WHAT NEEDS TO BE DONE:
Provide the number of lines in the material containing the word "login", with nothing added.

┄┄┄┄┄┄┄┄┄┄

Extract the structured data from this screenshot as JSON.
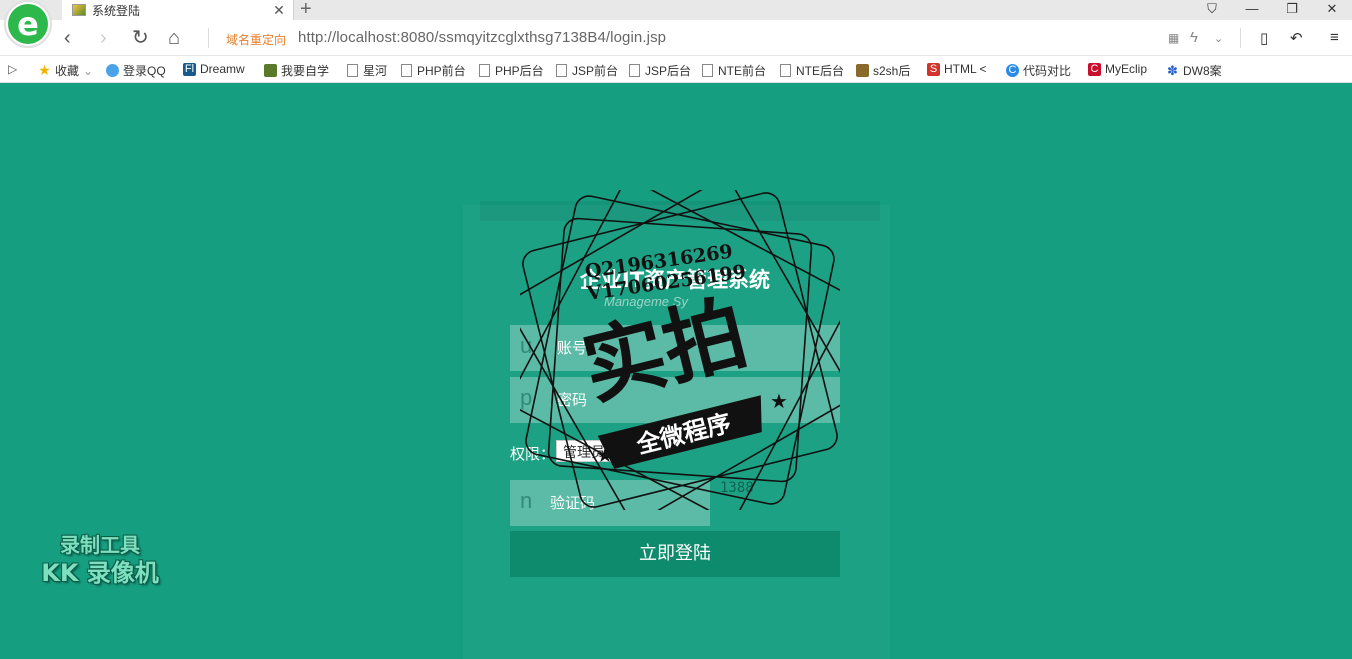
{
  "browser": {
    "tab_title": "系统登陆",
    "new_tab_symbol": "+",
    "redirect_label": "域名重定向",
    "url": "http://localhost:8080/ssmqyitzcglxthsg7138B4/login.jsp"
  },
  "bookmarks": [
    {
      "label": "收藏",
      "icon": "star-icon"
    },
    {
      "label": "登录QQ",
      "icon": "qq-icon"
    },
    {
      "label": "Dreamw",
      "icon": "dreamweaver-icon"
    },
    {
      "label": "我要自学",
      "icon": "book-icon"
    },
    {
      "label": "星河",
      "icon": "doc-icon"
    },
    {
      "label": "PHP前台",
      "icon": "doc-icon"
    },
    {
      "label": "PHP后台",
      "icon": "doc-icon"
    },
    {
      "label": "JSP前台",
      "icon": "doc-icon"
    },
    {
      "label": "JSP后台",
      "icon": "doc-icon"
    },
    {
      "label": "NTE前台",
      "icon": "doc-icon"
    },
    {
      "label": "NTE后台",
      "icon": "doc-icon"
    },
    {
      "label": "s2sh后",
      "icon": "image-icon"
    },
    {
      "label": "HTML <",
      "icon": "html-icon"
    },
    {
      "label": "代码对比",
      "icon": "compare-icon"
    },
    {
      "label": "MyEclip",
      "icon": "myeclipse-icon"
    },
    {
      "label": "DW8案",
      "icon": "paw-icon"
    }
  ],
  "login": {
    "system_title": "企业IT资产管理系统",
    "system_subtitle": "Manageme   Sy",
    "username_letter": "u",
    "username_placeholder": "账号",
    "password_letter": "p",
    "password_placeholder": "密码",
    "permission_label": "权限：",
    "permission_value": "管理员",
    "captcha_letter": "n",
    "captcha_placeholder": "验证码",
    "captcha_code": "1388",
    "submit_label": "立即登陆"
  },
  "stamp": {
    "line1": "Q2196316269",
    "line2": "V17060256199",
    "main": "实拍",
    "ribbon": "全微程序"
  },
  "watermark": {
    "line1": "录制工具",
    "line2": "KK 录像机"
  }
}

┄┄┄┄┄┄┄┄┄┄

EXPECTED ANSWER:
2